▶ **What to do**: What is needed here is every line of the records that includes "replies".

▶ **Dataset rows describing interfaces**:
════════════════

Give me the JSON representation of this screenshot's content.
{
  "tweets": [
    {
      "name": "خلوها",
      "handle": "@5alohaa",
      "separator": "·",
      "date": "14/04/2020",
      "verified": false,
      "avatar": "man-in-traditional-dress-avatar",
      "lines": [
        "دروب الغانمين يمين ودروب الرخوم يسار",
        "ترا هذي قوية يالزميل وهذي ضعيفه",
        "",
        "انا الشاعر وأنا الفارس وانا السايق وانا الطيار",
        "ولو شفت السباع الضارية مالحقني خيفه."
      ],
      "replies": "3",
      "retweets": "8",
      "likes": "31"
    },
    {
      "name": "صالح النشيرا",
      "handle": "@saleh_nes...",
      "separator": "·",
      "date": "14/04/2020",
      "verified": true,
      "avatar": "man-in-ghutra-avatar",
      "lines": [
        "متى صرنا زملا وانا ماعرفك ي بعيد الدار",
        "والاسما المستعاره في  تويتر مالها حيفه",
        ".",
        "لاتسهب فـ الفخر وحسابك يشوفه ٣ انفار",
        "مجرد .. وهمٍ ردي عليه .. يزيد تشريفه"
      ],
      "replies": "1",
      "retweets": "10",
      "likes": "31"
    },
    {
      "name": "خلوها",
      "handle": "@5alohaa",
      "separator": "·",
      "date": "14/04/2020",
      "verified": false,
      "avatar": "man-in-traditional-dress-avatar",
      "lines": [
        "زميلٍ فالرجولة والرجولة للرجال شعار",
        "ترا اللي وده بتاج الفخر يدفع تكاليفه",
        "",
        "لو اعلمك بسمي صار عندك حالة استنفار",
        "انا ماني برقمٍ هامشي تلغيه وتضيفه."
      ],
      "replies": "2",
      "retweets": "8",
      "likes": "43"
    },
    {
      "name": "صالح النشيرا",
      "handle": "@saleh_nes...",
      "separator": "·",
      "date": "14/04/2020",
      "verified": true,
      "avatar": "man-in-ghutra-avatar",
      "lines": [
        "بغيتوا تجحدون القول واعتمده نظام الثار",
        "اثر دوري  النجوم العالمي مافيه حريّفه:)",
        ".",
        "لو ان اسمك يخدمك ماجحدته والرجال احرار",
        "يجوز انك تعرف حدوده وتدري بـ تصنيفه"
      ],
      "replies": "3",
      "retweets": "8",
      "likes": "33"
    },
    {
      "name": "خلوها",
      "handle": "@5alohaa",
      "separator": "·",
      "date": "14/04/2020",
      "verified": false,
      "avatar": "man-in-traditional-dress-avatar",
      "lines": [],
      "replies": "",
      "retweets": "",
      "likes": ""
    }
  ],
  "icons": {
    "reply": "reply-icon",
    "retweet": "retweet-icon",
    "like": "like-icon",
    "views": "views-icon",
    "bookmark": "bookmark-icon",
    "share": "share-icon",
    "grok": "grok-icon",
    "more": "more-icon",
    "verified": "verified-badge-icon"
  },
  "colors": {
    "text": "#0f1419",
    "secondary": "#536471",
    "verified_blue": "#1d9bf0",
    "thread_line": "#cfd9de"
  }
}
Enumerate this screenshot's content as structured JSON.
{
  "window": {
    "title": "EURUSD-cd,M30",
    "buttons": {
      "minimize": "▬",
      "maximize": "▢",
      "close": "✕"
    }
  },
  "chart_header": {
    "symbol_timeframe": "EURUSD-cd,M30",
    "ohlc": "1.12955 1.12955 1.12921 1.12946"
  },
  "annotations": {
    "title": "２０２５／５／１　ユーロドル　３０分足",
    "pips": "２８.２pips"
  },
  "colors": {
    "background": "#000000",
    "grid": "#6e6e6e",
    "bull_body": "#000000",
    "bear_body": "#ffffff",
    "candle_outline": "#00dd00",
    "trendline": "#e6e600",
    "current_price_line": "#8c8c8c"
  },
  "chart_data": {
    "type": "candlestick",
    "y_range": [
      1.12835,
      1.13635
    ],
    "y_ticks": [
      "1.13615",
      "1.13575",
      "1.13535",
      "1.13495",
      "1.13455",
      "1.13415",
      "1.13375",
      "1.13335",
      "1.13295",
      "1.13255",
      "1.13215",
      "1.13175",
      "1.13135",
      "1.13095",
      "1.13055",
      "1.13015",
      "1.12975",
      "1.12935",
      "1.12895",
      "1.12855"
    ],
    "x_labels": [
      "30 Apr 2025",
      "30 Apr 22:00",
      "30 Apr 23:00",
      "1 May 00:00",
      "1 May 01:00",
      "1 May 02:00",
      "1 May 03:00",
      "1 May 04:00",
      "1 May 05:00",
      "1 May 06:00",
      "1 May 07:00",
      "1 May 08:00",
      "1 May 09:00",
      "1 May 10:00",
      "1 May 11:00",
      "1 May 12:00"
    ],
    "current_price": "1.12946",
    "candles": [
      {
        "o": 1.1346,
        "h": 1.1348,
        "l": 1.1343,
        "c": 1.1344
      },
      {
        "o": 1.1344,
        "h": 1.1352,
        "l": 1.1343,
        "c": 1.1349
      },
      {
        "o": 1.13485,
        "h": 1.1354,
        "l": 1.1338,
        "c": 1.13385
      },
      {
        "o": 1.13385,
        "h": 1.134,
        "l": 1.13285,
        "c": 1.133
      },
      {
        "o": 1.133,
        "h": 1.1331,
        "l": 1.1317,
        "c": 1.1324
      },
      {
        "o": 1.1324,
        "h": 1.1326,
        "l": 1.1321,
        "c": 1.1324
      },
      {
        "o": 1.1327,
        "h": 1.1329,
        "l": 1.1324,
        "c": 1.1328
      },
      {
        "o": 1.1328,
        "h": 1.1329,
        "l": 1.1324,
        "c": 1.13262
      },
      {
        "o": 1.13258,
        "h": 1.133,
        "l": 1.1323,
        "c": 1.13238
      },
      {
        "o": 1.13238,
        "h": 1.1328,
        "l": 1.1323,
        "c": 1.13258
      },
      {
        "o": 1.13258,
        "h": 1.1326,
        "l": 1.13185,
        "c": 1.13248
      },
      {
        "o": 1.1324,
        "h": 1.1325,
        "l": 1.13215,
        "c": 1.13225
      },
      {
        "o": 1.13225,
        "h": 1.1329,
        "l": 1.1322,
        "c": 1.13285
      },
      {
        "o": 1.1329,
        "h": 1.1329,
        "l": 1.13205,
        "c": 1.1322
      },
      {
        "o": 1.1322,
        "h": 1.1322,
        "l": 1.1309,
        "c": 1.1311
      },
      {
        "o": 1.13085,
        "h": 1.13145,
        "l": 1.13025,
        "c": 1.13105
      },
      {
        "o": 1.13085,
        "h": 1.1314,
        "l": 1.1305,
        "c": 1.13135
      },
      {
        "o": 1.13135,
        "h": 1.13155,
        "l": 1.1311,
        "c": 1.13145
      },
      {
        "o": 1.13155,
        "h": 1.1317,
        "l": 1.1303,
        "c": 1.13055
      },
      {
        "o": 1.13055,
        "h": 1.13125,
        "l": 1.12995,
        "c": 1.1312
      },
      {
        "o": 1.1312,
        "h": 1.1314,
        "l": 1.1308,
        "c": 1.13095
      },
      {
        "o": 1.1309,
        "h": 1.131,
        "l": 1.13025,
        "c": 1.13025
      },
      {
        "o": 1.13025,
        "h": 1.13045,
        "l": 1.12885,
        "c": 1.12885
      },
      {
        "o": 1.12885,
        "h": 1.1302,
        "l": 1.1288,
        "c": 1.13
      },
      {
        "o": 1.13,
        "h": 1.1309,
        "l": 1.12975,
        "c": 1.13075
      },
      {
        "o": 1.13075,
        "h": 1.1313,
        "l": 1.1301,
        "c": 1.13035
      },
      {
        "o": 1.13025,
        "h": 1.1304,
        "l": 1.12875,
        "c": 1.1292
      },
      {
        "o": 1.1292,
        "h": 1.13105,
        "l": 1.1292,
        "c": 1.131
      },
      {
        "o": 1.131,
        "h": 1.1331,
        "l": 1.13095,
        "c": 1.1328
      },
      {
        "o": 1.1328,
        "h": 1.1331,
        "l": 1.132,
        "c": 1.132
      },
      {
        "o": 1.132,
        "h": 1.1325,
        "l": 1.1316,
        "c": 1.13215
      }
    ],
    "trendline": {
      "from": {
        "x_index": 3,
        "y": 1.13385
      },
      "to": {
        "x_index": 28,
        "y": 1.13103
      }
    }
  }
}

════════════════

▶ **Final answer**:
      "replies": "3",
      "replies": "1",
      "replies": "2",
      "replies": "3",
      "replies": "",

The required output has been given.